The Gabar Goshawks (Melierax gabar or Micronisus gabar) are African birds of prey that occur through much of sub-Saharan Africa and southwest Arabia, specifically they are found in the following countries:
Angola, Benin, Botswana, Burkina Faso, Burundi, Cameroon, Central African Republic, Chad, Republic of the Congo, Democratic Republic of the Congo, Ivory Coast, Egypt, Eritrea, Ethiopia, Gabon, Gambia, Ghana, Guinea, Guinea-Bissau, Kenya, Lesotho, Malawi, Mali, Mauritania, Mozambique, Namibia, Niger, Nigeria, Rwanda, Saudi Arabia, Senegal, Somalia, South Africa, Sudan, Swaziland, Tanzania, Togo, Uganda, Yemen, Zambia, and Zimbabwe.
Their preferred habitats are wooded savannahs, thorn bush and open woodlands; occasionally near urban areas.
They are usually non-migratory; however, juveniles usually disperse after the breeding season.
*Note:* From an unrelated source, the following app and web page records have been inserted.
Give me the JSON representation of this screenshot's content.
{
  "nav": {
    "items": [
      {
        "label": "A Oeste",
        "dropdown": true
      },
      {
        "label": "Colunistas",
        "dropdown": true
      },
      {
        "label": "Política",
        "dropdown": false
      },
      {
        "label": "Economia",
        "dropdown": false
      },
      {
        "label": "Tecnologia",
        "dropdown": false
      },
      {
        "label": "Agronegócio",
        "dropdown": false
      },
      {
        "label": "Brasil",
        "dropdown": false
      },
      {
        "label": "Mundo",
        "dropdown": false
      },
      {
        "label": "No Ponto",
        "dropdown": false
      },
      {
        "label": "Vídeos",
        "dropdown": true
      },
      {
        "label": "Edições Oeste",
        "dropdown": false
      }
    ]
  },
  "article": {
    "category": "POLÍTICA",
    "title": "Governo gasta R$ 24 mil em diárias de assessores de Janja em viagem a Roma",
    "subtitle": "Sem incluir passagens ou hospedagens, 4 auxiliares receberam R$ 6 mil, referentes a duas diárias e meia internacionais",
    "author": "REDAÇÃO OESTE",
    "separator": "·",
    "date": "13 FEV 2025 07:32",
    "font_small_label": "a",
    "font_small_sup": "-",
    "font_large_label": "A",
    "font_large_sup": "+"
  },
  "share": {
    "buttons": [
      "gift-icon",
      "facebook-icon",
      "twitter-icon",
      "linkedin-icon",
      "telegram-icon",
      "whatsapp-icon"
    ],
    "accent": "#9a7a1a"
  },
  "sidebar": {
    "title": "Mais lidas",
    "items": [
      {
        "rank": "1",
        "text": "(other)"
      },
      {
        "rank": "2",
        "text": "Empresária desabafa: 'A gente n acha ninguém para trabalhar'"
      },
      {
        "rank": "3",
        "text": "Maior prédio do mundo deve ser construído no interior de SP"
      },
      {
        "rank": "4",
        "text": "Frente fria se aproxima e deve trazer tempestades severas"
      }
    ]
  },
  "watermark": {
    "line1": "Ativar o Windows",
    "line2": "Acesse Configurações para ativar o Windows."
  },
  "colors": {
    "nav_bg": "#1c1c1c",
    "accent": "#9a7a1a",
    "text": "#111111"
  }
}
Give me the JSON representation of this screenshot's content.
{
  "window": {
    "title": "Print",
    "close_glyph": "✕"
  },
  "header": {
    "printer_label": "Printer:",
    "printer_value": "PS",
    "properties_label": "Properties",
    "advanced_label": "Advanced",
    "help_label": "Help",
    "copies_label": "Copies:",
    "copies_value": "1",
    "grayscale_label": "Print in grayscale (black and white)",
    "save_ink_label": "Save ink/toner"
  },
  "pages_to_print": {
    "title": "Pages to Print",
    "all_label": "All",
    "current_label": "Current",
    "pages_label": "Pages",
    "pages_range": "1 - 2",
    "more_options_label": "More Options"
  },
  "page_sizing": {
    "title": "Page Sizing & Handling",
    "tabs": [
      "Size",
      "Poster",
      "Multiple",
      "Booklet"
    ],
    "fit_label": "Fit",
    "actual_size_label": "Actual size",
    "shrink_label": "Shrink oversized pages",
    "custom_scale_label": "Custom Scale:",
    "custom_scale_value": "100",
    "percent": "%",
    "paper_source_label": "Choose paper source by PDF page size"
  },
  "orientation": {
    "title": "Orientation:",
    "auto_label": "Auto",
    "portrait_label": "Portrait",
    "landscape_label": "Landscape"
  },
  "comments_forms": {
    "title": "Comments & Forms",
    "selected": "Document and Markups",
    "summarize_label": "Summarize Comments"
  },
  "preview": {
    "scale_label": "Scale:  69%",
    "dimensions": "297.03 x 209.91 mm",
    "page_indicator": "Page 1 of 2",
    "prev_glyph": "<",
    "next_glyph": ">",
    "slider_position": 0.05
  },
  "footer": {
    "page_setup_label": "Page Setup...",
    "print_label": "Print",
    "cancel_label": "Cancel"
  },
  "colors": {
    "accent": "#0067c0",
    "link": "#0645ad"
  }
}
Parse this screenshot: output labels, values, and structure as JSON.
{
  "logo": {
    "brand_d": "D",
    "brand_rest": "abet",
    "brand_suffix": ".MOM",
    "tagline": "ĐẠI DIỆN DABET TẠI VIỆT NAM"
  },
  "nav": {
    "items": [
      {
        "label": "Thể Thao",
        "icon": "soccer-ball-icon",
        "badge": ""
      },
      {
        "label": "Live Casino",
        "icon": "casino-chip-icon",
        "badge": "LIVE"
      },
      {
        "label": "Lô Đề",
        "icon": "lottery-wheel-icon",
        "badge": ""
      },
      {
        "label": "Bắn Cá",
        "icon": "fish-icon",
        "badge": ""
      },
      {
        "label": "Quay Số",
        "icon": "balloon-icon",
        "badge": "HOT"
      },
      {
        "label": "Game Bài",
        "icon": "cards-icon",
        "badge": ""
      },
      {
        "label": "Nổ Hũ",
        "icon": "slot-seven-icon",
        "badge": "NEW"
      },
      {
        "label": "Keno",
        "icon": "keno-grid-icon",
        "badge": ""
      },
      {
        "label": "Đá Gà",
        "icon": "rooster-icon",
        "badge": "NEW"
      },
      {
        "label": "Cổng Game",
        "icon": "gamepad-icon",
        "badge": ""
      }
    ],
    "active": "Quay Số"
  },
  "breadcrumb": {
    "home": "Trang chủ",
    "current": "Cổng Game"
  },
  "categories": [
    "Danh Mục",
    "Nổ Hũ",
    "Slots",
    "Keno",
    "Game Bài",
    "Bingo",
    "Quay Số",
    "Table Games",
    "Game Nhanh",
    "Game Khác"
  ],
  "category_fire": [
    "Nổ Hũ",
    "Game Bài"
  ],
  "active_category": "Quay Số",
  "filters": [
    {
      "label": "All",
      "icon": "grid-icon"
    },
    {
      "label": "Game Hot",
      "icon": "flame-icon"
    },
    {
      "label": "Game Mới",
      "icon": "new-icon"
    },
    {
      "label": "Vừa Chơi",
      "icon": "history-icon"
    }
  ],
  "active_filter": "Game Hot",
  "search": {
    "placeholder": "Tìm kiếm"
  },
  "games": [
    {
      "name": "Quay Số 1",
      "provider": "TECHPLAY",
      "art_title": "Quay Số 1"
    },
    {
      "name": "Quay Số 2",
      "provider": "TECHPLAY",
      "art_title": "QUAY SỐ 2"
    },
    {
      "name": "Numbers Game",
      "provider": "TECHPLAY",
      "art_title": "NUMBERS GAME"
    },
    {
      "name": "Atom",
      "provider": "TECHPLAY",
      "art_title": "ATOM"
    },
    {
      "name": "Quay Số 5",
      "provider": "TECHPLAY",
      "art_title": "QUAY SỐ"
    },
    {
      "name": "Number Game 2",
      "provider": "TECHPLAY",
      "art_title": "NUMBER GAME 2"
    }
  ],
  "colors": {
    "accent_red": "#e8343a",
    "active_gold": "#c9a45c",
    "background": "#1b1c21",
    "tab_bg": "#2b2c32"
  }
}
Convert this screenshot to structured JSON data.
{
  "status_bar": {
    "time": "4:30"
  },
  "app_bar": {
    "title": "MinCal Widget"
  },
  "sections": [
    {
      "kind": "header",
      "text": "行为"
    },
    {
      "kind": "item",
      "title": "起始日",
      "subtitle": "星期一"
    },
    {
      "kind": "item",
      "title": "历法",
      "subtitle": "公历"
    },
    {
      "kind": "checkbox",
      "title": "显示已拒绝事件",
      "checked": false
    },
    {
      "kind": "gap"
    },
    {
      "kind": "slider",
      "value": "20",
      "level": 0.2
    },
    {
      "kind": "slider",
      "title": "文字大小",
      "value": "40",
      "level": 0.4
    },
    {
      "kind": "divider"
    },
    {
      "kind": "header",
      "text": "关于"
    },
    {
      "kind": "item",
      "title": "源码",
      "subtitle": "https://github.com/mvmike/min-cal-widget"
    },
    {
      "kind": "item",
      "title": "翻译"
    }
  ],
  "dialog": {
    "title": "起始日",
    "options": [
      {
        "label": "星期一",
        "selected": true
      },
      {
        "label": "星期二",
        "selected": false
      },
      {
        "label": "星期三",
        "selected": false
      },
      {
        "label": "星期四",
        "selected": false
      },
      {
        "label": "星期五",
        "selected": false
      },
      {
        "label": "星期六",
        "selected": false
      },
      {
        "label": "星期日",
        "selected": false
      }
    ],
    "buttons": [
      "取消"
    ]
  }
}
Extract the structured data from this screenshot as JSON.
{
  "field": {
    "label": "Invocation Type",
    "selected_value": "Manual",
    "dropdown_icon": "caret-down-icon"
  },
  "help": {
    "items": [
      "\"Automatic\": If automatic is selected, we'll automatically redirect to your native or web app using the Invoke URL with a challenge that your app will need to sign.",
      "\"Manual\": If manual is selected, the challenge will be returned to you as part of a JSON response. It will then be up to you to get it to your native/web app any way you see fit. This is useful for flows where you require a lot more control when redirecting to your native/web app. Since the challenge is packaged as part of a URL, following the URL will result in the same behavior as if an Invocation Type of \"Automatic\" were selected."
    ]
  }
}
The Gabar GosHawks are generally solitary; however, during the breeding season, they are often found in pairs.
Two color phases of the Gabar Goshawk occur in the wild – a pale phase and a dark phase.
The more common pale form has a grey back and head, a white rump and a dark grey barred tail. The plumage below is white and grey barred.
The rarer dark form, which makes up only about 25 percent of the overall population, is nearly all black.
Gabar Goshawks have dark eyes and bare, red patches of skin around the base of the skin (called: cere).
The legs and the cere of juveniles are yellow. Their plumage is browner and the pale phase immature birds have less well defined barring on the chest.
Males and females look alike; except the females are generally significantly larger, weighing about 5.9 – 8.5 oz (167 – 240 grams) compared to the male’s weight ranging from 3.2 – 6.1 oz (90 – 173 g).
Diet / Feeding
Garbar Goshawks mostly feed on small birds and their nestlings, as well as taking small mammals, reptiles and insects. Their prey is usually flushed from trees and caught following a chase. They also hunt from a perch, swooping down to catch prey off the ground or in flight.
Nesting / Breeding
The platform nest is constructed out of thin twigs and situated on vertical forks in the crowns of thorny trees.
When building the nest, these birds of prey usually incorporate spiders on their webs around the nest; it is believed that these spider webs camouflage the nest and the spiders consume parasites that would otherwise feed on the chicks.
The average clutch consists of two eggs, which are incubated for about 28 – 30 days to hatching.